- [YOUR GOAL] Lines with the word "dynamics" are the ones wanted. Copy each of them from the entries below.

(Page and application data records)
----

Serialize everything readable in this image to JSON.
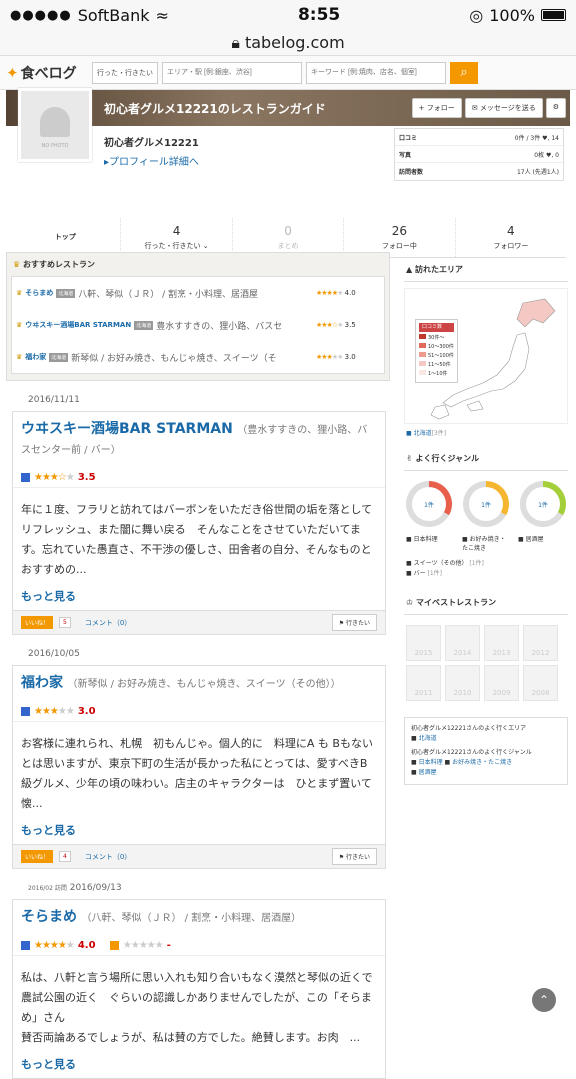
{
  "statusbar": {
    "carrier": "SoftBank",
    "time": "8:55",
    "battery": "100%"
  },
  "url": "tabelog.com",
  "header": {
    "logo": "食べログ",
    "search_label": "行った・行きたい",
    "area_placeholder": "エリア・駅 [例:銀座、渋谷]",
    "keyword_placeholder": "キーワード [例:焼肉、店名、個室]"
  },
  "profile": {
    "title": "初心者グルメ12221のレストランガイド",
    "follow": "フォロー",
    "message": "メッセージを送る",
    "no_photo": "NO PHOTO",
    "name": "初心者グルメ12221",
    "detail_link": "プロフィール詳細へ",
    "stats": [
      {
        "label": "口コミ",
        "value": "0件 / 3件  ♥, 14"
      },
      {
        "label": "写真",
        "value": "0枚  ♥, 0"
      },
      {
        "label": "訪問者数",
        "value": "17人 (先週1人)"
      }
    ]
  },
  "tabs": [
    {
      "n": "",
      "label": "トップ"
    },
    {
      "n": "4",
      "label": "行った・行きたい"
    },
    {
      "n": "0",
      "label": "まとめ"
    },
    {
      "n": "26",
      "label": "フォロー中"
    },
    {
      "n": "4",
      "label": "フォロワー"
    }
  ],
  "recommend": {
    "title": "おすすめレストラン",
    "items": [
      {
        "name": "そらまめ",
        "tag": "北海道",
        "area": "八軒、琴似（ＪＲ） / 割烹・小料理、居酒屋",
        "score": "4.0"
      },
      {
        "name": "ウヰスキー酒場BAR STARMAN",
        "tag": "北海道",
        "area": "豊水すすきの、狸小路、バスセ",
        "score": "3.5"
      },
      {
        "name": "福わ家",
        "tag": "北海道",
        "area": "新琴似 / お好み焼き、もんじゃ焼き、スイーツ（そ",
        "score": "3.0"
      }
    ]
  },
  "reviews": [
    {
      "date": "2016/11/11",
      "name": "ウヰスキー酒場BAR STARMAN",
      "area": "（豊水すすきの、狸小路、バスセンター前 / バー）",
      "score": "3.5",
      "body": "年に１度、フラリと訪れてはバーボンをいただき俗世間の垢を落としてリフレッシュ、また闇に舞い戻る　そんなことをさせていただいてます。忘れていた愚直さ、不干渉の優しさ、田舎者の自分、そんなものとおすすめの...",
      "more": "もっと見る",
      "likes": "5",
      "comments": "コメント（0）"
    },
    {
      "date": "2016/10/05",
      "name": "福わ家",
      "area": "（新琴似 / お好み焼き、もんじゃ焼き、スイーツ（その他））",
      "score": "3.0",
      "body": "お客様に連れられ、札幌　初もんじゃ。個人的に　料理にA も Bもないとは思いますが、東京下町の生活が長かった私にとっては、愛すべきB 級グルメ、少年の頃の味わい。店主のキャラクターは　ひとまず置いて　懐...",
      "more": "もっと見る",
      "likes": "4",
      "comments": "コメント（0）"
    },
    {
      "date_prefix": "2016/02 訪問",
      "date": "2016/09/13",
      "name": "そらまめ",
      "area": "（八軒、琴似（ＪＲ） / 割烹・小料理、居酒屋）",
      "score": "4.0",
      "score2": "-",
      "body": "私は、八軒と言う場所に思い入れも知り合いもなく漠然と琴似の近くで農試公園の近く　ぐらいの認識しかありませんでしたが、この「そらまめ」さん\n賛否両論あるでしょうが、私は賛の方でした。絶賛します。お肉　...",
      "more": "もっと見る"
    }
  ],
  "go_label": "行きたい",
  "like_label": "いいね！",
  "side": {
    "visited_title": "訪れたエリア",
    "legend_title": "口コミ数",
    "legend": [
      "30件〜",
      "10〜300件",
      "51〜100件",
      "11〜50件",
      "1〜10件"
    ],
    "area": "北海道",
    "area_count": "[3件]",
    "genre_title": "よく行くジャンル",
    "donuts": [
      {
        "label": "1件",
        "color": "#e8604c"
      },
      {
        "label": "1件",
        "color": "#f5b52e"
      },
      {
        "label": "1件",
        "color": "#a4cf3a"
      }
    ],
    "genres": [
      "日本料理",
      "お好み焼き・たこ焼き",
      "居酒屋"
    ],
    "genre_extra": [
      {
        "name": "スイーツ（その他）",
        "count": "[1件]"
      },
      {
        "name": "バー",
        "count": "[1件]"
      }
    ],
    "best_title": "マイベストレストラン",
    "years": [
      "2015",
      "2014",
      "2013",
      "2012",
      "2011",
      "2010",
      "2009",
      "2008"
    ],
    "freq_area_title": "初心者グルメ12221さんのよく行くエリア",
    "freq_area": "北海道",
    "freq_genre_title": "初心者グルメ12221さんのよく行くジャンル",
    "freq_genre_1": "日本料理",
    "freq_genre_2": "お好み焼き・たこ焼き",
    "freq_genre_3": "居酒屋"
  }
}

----

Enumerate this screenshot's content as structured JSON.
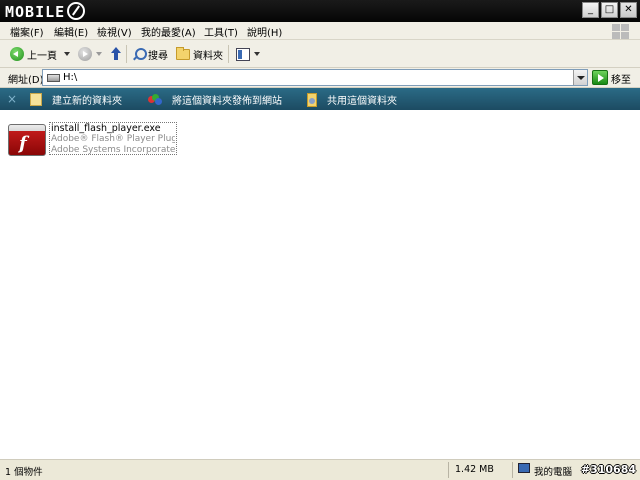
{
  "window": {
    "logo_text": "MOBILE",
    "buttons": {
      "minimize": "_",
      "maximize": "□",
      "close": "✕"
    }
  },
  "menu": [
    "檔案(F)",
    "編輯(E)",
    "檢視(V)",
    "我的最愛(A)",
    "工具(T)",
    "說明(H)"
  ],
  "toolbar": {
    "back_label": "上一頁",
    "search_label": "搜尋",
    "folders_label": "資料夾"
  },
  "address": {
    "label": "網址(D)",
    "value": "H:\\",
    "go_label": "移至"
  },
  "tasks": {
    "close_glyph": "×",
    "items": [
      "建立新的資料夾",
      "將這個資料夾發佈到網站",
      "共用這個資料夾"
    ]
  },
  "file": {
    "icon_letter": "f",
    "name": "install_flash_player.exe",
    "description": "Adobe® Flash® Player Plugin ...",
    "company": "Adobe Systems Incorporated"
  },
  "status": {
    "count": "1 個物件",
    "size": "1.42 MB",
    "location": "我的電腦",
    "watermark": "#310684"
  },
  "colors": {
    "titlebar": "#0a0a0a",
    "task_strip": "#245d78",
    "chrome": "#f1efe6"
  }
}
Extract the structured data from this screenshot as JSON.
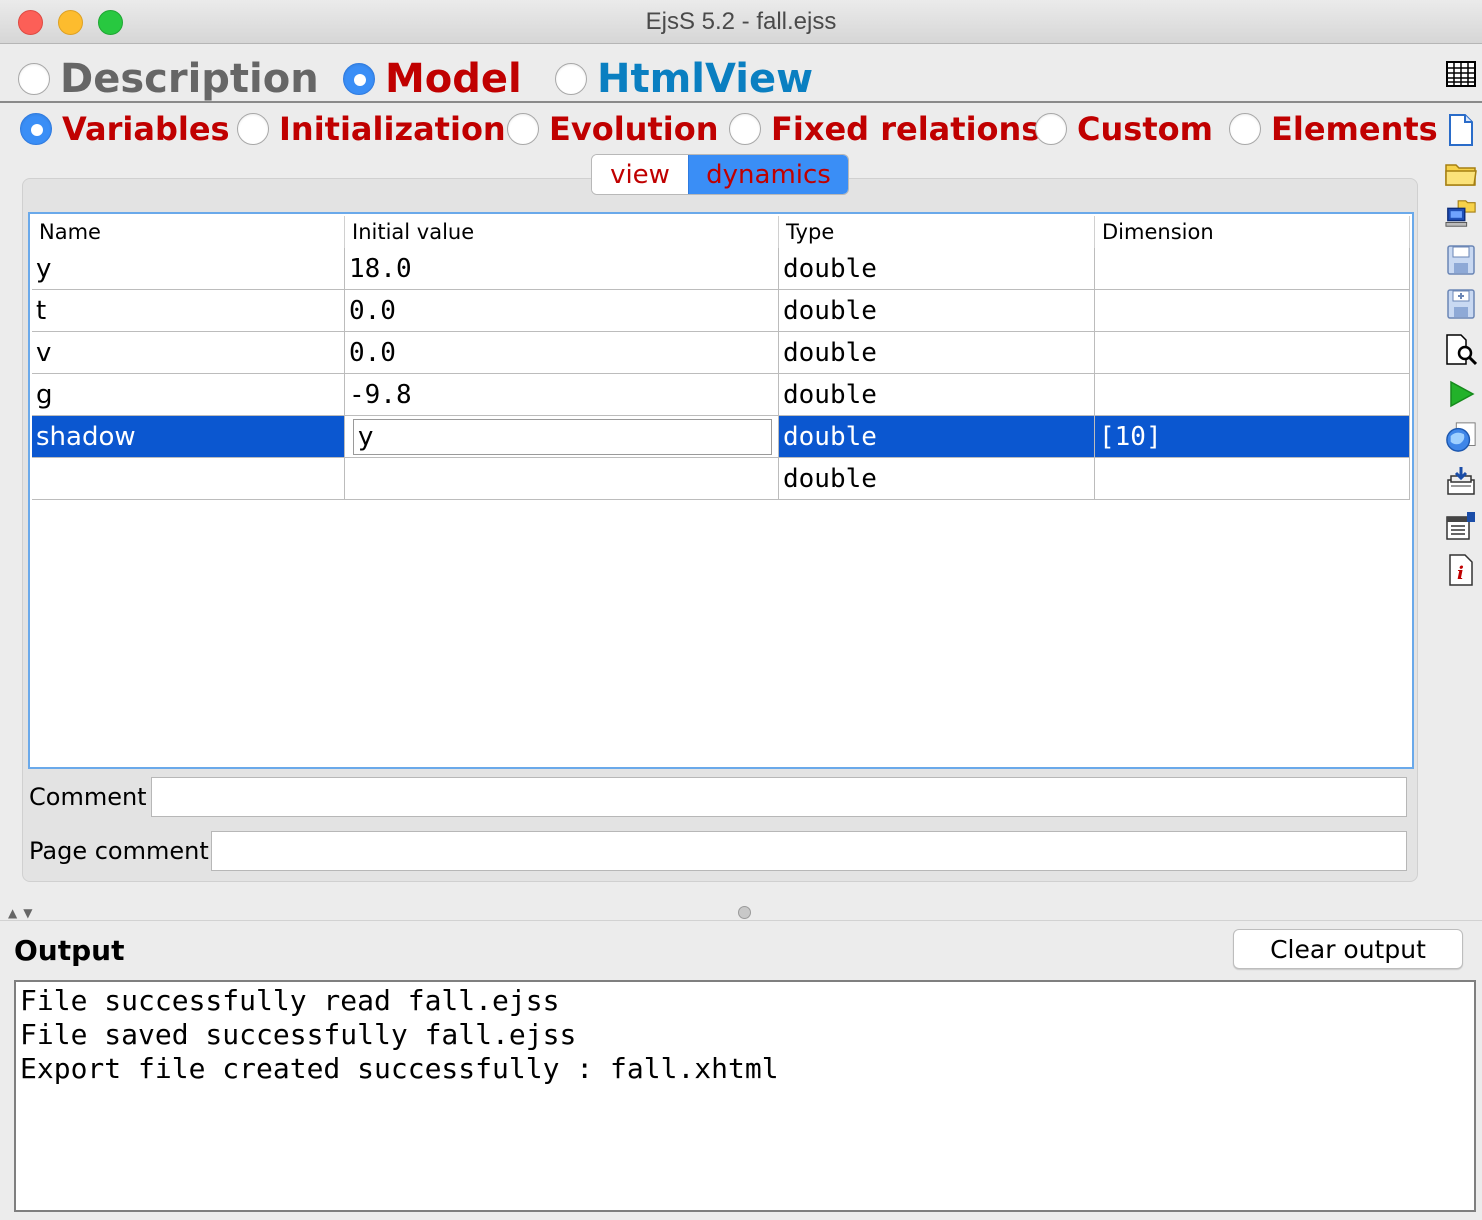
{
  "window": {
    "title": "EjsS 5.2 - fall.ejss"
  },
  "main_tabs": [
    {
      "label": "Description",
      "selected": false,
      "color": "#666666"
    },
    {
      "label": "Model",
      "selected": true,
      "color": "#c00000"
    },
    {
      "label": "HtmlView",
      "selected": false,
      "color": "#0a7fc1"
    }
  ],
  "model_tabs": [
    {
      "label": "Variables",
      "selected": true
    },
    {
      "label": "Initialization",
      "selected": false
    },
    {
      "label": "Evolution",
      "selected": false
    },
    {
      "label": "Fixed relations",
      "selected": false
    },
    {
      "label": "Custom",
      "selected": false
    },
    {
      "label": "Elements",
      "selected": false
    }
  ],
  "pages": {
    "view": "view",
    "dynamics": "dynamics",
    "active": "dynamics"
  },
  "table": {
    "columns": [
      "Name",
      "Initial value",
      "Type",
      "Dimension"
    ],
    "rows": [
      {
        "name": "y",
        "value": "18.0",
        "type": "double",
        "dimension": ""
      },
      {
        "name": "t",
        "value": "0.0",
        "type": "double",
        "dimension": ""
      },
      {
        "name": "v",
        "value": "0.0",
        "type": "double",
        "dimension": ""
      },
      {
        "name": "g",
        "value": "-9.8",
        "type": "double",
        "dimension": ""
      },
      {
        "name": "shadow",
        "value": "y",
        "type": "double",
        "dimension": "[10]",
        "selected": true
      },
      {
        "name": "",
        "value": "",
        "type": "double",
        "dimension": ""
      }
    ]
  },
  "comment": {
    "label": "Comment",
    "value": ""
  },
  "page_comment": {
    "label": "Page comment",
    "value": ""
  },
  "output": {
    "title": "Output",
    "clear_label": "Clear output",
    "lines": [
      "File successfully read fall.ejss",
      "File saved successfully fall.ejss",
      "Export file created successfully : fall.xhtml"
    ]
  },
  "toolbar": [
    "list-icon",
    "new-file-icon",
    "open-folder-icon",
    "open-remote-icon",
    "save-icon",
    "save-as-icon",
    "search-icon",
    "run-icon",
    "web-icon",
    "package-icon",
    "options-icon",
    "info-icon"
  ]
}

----

- [TASK RESPONSE]
    "dynamics": "dynamics",
    "active": "dynamics"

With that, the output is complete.